Racial discrimination is often difficult to prove, with a variety of influencing factors making a clear cut determination often impossible. But it is also widely recognized that racial discrimination is also difficult to eliminate. Now, academic researchers have found yet another way of demonstrating that racial prejudice continues to impact daily lives – often in ways we are unaware of or hadn’t considered. In the 27-page study, published this past winter in the RAND Journal of Economics, Ian Ayres and Christine Jolls of Yale University, and Mahzarin Banaji of Harvard University investigated the impact of a seller’s race in a ﬁeld experiment involving baseball card auctions on eBay. The results, according to the researchers, left little doubt.
In the experiment, photographs posted on eBart showed the cards being held by either a dark-skinned/African-American hand or a light-skinned/Caucasian hand. The study found that cards held by African-American sellers sold for approximately 20 percent ($0.90) less than cards held by Caucasian sellers.
“Our evidence of race differentials is important,” the researchers said, “because the online environment is well controlled (with the absence of confounding tester effects) and because the results show that race effects can persist in a thick real-world market such as eBay.”
They added that the experiment is “well suited to studying and isolating race effects because online bidders have no access to the types of seller information—such as demeanor and socioeconomic background—that are usually observable in ﬁeld experiments examining the effects of race on economic behavior.”
The study, “Race Effects on eBay,” was featured in the Winter 2015 edition of the Journal, and has been referenced in national publications thereafter. The Washington Post reported that “the cards that were held by the African-American hand actually ended up being worth more, suggesting they should have sold for more than the other batch. That is, when the researchers added up how much they had originally paid for all of the cards sold by the black hand versus the white hand, the first total was larger.”
The Post also reported that researchers found that cards sold by the African-American seller to bidders living in Zip codes with a higher proportion of white residents sold for less than those sold to in Zip codes with a larger Black population. In addition, the Post pointed out, “one interesting feature of the study is that, on eBay, the value of the auctioned good is decided in a kind of collective process. Buyers are not just trying to determine how much the good is worth to them; they are also trying to figure out how much everyone else is likely to bid for it. In an eBay auction, buyers can see others’ bids and continue to submit their price until the last minute. In other words, buyers might submit lower bids for the African-American seller not because they personally are biased, but because they expect everyone else to be.”

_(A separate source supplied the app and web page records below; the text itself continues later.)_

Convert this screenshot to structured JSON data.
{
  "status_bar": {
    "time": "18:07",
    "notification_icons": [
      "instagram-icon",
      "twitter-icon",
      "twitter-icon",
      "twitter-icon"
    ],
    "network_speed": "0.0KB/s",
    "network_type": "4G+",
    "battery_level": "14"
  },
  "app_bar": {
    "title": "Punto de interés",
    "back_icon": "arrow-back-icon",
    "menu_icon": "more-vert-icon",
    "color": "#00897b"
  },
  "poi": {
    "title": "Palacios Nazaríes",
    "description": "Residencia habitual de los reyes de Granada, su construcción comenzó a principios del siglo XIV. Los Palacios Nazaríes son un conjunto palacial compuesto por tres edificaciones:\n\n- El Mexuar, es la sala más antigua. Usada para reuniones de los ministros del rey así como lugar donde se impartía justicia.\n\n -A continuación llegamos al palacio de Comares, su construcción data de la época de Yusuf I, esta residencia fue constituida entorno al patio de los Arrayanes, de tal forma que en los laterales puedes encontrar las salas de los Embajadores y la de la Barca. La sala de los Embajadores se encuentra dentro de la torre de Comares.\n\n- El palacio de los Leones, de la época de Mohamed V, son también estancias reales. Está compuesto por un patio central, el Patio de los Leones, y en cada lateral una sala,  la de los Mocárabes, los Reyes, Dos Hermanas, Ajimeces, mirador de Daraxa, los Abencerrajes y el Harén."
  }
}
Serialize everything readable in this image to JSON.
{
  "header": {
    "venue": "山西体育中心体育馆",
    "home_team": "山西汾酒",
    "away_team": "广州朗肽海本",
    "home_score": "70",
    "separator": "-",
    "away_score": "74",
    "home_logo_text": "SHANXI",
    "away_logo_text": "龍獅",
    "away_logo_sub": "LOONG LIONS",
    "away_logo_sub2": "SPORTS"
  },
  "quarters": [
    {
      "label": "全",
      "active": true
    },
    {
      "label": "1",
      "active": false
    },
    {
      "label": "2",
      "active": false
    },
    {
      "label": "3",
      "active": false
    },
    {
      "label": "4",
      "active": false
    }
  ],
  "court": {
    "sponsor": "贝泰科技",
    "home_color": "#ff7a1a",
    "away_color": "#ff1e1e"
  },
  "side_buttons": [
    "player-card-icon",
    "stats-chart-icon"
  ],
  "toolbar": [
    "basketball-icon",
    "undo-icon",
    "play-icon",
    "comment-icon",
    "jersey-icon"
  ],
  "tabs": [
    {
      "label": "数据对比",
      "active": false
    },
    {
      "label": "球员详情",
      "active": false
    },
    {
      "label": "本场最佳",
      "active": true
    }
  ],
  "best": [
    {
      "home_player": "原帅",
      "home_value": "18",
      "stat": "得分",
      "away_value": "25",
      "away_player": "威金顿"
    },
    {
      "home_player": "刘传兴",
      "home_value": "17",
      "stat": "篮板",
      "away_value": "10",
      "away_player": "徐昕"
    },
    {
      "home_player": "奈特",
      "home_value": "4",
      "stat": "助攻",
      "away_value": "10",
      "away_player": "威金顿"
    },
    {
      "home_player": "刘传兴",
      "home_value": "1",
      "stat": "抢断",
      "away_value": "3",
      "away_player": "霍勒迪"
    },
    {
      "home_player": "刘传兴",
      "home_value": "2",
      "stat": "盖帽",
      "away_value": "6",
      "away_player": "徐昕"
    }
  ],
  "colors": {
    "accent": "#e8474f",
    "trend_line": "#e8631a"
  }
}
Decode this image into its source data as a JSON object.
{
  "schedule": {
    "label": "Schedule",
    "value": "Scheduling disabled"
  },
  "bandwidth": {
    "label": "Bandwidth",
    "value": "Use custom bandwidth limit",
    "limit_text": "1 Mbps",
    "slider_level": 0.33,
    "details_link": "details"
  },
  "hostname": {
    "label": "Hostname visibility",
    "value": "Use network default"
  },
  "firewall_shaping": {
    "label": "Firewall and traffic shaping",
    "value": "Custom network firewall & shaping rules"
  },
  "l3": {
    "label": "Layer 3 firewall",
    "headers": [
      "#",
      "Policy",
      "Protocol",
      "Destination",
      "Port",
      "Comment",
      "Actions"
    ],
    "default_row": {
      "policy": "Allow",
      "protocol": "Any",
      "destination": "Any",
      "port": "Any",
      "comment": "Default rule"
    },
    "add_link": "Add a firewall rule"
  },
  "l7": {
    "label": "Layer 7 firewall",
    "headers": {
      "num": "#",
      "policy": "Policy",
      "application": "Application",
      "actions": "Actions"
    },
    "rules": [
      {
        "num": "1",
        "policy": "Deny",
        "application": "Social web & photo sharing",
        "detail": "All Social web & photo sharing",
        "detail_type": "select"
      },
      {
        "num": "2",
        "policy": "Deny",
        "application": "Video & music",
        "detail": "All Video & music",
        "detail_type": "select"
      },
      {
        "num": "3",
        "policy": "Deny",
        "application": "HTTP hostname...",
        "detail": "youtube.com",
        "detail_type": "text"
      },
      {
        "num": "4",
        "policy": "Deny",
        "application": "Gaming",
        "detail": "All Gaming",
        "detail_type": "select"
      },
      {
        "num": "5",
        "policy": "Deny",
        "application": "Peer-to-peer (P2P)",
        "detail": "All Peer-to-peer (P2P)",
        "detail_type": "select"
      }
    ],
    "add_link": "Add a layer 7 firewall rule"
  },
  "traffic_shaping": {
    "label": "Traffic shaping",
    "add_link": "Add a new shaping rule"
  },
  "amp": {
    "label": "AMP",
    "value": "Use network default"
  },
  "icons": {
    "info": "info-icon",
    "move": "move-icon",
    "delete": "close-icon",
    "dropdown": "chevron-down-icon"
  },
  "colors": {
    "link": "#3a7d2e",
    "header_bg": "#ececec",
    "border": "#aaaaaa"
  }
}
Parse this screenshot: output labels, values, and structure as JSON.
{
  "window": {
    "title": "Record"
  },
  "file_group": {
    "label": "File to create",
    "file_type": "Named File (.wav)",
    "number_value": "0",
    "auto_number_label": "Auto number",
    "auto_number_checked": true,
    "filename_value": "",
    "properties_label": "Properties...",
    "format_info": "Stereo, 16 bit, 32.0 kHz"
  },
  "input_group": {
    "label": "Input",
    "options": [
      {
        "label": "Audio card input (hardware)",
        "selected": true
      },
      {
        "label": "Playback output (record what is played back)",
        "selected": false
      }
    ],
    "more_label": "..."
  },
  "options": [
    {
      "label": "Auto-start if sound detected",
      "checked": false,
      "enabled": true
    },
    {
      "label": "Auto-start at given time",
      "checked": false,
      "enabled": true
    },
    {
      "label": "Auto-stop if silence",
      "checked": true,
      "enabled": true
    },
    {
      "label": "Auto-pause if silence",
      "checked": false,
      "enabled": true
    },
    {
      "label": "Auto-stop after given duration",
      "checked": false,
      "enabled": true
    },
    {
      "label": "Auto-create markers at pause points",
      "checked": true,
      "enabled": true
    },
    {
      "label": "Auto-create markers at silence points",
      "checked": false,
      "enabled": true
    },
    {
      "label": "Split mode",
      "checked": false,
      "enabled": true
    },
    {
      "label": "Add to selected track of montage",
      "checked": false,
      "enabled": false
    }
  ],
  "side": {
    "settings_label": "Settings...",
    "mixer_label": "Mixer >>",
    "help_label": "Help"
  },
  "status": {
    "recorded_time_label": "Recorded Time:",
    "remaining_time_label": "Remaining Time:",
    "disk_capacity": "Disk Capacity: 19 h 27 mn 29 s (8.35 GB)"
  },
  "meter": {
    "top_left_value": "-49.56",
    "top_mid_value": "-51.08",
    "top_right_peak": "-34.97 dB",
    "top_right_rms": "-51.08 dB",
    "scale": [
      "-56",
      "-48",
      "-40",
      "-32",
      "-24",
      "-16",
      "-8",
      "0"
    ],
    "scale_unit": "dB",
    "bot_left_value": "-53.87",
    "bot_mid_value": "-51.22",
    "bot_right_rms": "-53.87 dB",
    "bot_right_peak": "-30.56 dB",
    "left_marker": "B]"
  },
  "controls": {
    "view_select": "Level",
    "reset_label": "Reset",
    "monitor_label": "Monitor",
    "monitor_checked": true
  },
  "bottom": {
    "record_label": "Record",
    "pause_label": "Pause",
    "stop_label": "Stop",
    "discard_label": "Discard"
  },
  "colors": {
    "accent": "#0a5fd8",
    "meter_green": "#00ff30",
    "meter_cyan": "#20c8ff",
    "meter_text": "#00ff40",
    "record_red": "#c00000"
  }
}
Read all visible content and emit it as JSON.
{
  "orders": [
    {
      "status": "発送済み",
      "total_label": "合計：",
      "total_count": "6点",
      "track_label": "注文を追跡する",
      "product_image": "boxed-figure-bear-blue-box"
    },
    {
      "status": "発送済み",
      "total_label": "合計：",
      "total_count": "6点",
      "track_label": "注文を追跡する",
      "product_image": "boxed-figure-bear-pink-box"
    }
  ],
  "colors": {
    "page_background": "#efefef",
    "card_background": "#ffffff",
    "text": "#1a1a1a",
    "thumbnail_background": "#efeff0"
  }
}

Christine Jolls (left) is the Gordon Bradford Tweedy Professor at Yale Law School and the Director of the Law and Economics Program at the National Bureau of Economic Research (NBER) with headquarters in Cambridge, Massachusetts. Ian Ayres (center) is a lawyer and an economist. He is the William K. Townsend Professor at Yale Law School, the Anne Urowsky Professorial Fellow in Law, and a Professor at Yale's School of Management. Mahzarin Banaji (right), a psychology professor at Harvard University, studies unconscious thinking and feeling as they unfold in social context, relying on multiple methods including cognitive/affective behavioral measures and neuroimaging (fMRI). Previously, she was Director of Undergraduate Studies at Yale.